Exercise materials:
::::
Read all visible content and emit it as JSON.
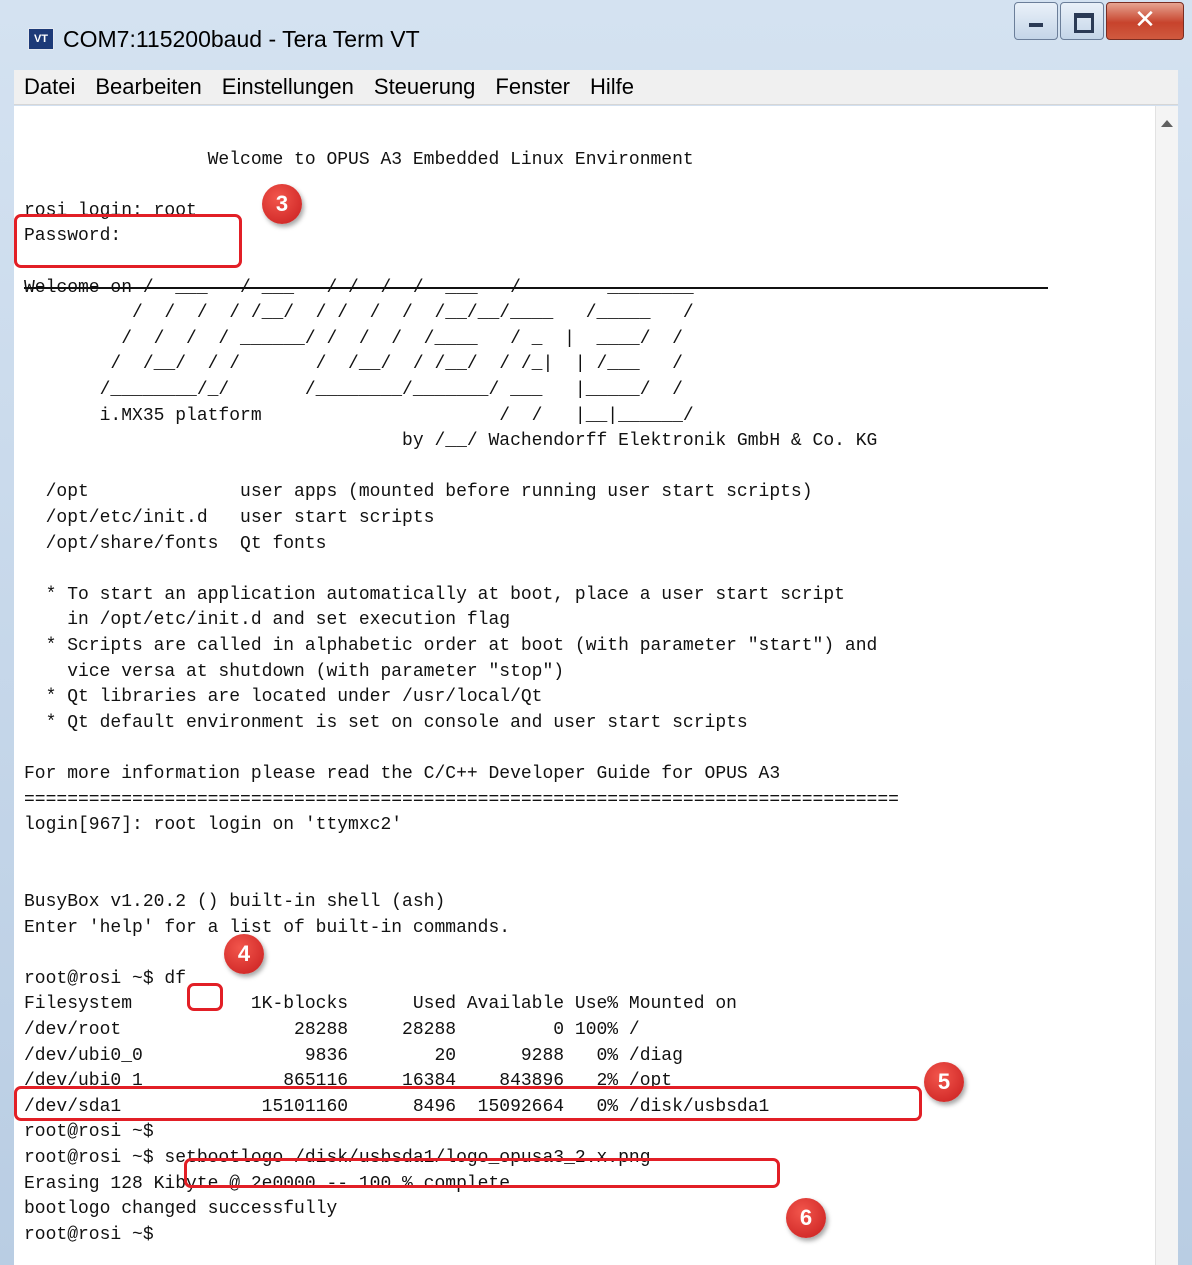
{
  "window": {
    "title": "COM7:115200baud - Tera Term VT",
    "icon_label": "VT",
    "buttons": {
      "minimize": "minimize-icon",
      "maximize": "maximize-icon",
      "close": "close-icon"
    }
  },
  "menu": [
    "Datei",
    "Bearbeiten",
    "Einstellungen",
    "Steuerung",
    "Fenster",
    "Hilfe"
  ],
  "terminal": {
    "lines": [
      "",
      "                 Welcome to OPUS A3 Embedded Linux Environment",
      "",
      "rosi login: root",
      "Password:",
      "",
      "Welcome on /  ___   / ___   / /  /  /  ___   /        ________",
      "          /  /  /  / /__/  / /  /  /  /__/__/____   /_____   /",
      "         /  /  /  / ______/ /  /  /  /____   / _  |  ____/  /",
      "        /  /__/  / /       /  /__/  / /__/  / /_|  | /___   /",
      "       /________/_/       /________/_______/ ___   |_____/  /",
      "       i.MX35 platform                      /  /   |__|______/",
      "                                   by /__/ Wachendorff Elektronik GmbH & Co. KG",
      "",
      "  /opt              user apps (mounted before running user start scripts)",
      "  /opt/etc/init.d   user start scripts",
      "  /opt/share/fonts  Qt fonts",
      "",
      "  * To start an application automatically at boot, place a user start script",
      "    in /opt/etc/init.d and set execution flag",
      "  * Scripts are called in alphabetic order at boot (with parameter \"start\") and",
      "    vice versa at shutdown (with parameter \"stop\")",
      "  * Qt libraries are located under /usr/local/Qt",
      "  * Qt default environment is set on console and user start scripts",
      "",
      "For more information please read the C/C++ Developer Guide for OPUS A3",
      "=================================================================================",
      "login[967]: root login on 'ttymxc2'",
      "",
      "",
      "BusyBox v1.20.2 () built-in shell (ash)",
      "Enter 'help' for a list of built-in commands.",
      "",
      "root@rosi ~$ df",
      "Filesystem           1K-blocks      Used Available Use% Mounted on",
      "/dev/root                28288     28288         0 100% /",
      "/dev/ubi0_0               9836        20      9288   0% /diag",
      "/dev/ubi0_1             865116     16384    843896   2% /opt",
      "/dev/sda1             15101160      8496  15092664   0% /disk/usbsda1",
      "root@rosi ~$",
      "root@rosi ~$ setbootlogo /disk/usbsda1/logo_opusa3_2.x.png",
      "Erasing 128 Kibyte @ 2e0000 -- 100 % complete",
      "bootlogo changed successfully",
      "root@rosi ~$"
    ]
  },
  "annotations": {
    "badge_3": "3",
    "badge_4": "4",
    "badge_5": "5",
    "badge_6": "6"
  },
  "colors": {
    "accent_red": "#e21f26",
    "terminal_bg": "#ffffff",
    "terminal_fg": "#111111",
    "frame": "#c9d7e7"
  }
}
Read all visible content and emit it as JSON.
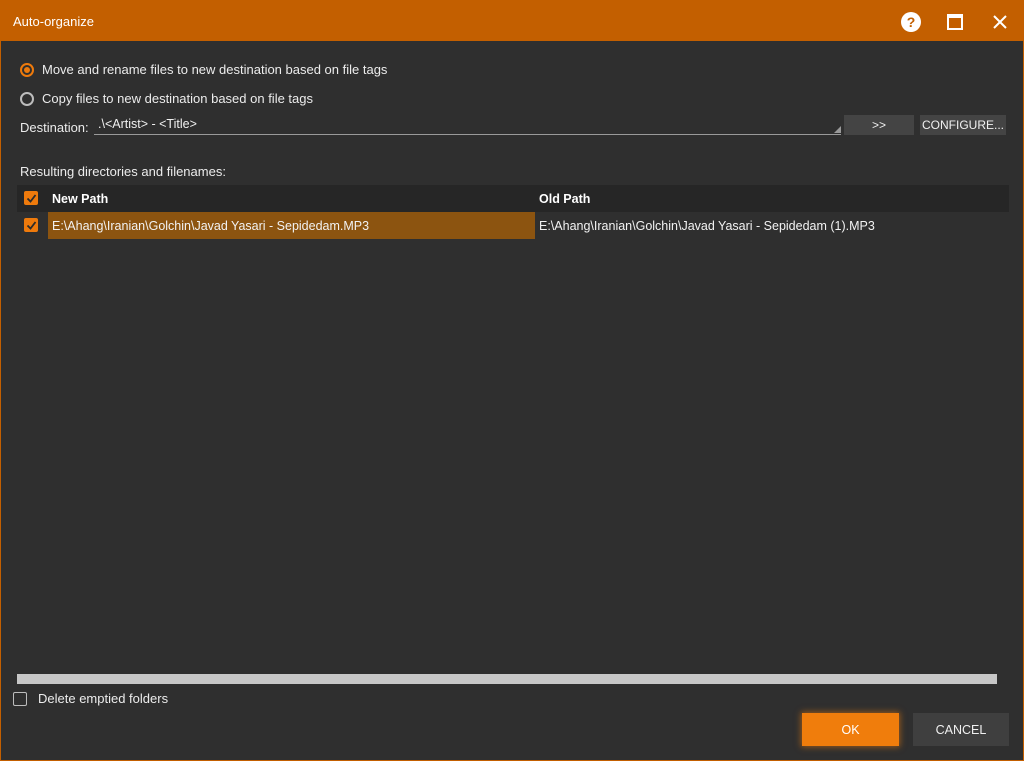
{
  "window": {
    "title": "Auto-organize",
    "accent": "#c35f00"
  },
  "titlebar": {
    "help_icon": "help-circle-icon",
    "maximize_icon": "maximize-icon",
    "close_icon": "close-icon"
  },
  "mode": {
    "options": [
      {
        "label": "Move and rename files to new destination based on file tags",
        "selected": true
      },
      {
        "label": "Copy files to new destination based on file tags",
        "selected": false
      }
    ]
  },
  "destination": {
    "label": "Destination:",
    "value": ".\\<Artist> - <Title>",
    "arrow_button": ">>",
    "configure_button": "CONFIGURE..."
  },
  "results": {
    "label": "Resulting directories and filenames:",
    "columns": [
      "New Path",
      "Old Path"
    ],
    "all_checked": true,
    "rows": [
      {
        "checked": true,
        "new_path": "E:\\Ahang\\Iranian\\Golchin\\Javad Yasari - Sepidedam.MP3",
        "old_path": "E:\\Ahang\\Iranian\\Golchin\\Javad Yasari - Sepidedam (1).MP3"
      }
    ]
  },
  "delete_emptied": {
    "label": "Delete emptied folders",
    "checked": false
  },
  "footer": {
    "ok": "OK",
    "cancel": "CANCEL"
  },
  "colors": {
    "highlight": "#f07d0c",
    "selection_row": "#8c5410"
  }
}
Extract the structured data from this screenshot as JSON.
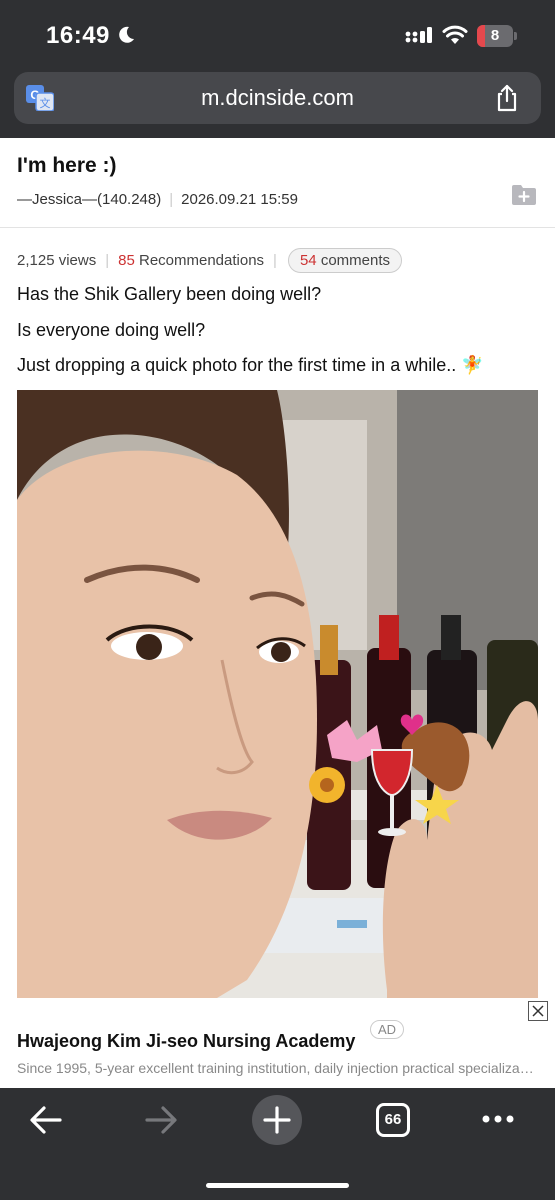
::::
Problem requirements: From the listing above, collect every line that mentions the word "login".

Task result:
      "rosi login: root",
      "login[967]: root login on 'ttymxc2'",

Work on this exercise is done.